She stared at me, her eyes milky. Lawrence glided across the stage with a bouffanted blonde, and I rolled the paper truffle wrapper between my forefinger and thumb
“Well, maybe we can all sing it together,” I said. “But I hope we won’t be doing this for another twenty years.”
It was a stupid thing to say, but she laughed anyway.
One muggy August afternoon a few years ago, my daughter and I were searching for blueberries on the Blue Ridge Parkway. We emerged at the Cold Mountain overlook, and rolling down the van windows, we let the heavy air pour over us. Just past Graveyard Fields, there was a pull-off to the left, and there, beyond the edge of the embankment, the valley was an emerald blanket. In another month, it would look like a patchwork quilt.
“Wow,” I said. “That’s my favorite look-off on the parkway.”
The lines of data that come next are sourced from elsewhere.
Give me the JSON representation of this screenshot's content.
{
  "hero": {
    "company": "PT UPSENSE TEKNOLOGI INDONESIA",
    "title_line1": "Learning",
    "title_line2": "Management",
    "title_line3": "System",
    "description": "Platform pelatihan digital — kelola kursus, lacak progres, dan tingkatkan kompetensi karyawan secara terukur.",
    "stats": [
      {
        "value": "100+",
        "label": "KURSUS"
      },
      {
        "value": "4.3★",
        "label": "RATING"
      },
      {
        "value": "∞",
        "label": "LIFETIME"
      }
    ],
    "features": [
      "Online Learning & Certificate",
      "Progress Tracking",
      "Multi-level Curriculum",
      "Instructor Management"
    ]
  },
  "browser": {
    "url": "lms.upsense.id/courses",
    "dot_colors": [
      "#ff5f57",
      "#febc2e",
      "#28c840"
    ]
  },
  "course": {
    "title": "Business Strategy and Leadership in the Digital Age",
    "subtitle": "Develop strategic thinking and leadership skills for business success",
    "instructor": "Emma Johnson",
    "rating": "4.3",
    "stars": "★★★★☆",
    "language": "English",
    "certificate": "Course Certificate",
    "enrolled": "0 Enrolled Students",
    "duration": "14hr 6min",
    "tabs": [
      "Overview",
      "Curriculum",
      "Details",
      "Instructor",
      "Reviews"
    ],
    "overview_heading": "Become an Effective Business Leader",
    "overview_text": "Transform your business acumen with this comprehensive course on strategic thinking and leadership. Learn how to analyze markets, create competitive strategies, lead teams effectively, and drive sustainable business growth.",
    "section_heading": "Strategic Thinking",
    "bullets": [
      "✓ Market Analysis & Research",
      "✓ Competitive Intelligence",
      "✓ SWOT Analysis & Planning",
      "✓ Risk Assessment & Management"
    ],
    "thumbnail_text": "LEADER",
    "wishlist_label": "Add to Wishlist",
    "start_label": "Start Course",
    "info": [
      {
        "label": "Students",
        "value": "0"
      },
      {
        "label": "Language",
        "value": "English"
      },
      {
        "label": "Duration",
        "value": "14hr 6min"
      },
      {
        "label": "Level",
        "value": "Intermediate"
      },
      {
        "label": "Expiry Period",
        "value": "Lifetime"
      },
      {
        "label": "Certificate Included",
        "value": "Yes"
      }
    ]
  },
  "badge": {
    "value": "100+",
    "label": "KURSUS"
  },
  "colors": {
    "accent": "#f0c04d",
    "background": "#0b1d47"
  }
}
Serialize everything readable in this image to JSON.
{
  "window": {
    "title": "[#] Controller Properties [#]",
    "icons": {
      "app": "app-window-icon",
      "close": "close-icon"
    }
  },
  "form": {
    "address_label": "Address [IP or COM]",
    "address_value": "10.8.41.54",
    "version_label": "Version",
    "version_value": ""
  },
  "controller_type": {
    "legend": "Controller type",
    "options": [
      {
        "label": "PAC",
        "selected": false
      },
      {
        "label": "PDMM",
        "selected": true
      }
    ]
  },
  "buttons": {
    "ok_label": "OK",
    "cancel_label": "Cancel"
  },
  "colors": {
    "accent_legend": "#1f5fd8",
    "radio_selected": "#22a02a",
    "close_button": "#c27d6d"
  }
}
“This one?” Gabrielle asked.
She leaned her head out the window and squinted to read the sign. I instantly knew what she was thinking.
“Not there!” I said. “How could you?”
“What?” she said.
She was twenty-one years old, a college junior. Her long, curly hair fell onto her bare shoulders, and she swept it back with one hand.
“You said you wanted to be scattered over the parkway!” she said.
“Yes, but not here!” I said. “This takes no thought, no effort whatsoever. You wouldn’t even have to slow down! You could just throw me out the car window when you drove past!”
My voice was a low-pitched shriek.
“At the very least you could take me somewhere that involves a little bit of effort, some forethought and planning on your part. I mean, I don’t expect to be scattered over Everest or anything but a small hike in would be a show of respect, don’t you think?”
She rolled her eyes.
“I think we’ve missed the blueberries,” she said.
When we got to Devil’s Courthouse, the sun was dipping below the horizon.
“It’s getting dark,” I said. “I guess we should come back tomorrow.”
We turned around in the parking lot and headed back the way we had come. As we passed my favorite overlook, Gabrielle stared intently out the window. I sighed.
“Only if it is raining,” I told her, “and you can’t get anywhere else. Or if I die before your grandmother, and she can’t make a longer hike. Otherwise, throw me off Sam’s Knob, okay?”
“Okay,” she said.
We wound down the mountainside, the sun sinking lower and lower until the trees became shadows and the chirping of katydids filled the car.
It is strange to think that perhaps there may be a time when I exist more in my children’s minds than in my own deteriorating body, that I may be more fully alive to them when my body is gone, and I am restored in their memories to the woman I was before illness and age took me away. And I cannot help but wonder what I will reach into my brain and grab when I am near the end. I would hope it might be a few passages from Tennyson or George Eliot or a few lines from Billy Collins, but perhaps I will just list my favorite flavors of Ben and Jerry’s.
“What was that ice cream that was red and tasted like cake?” I will ask my children.
“Red Velvet!” they will say.
“What about that kind with the cone in it?”
Perhaps I will also think of a hymn or a Bible verse and remember a me that wasn’t quite me, always. Or maybe I will just think of the soft curve of Sammy’s brown cheek, of wild blueberries and moonlit trails, and of the gentle, steady thrumming of my grandmother when she was old.
back to nonfiction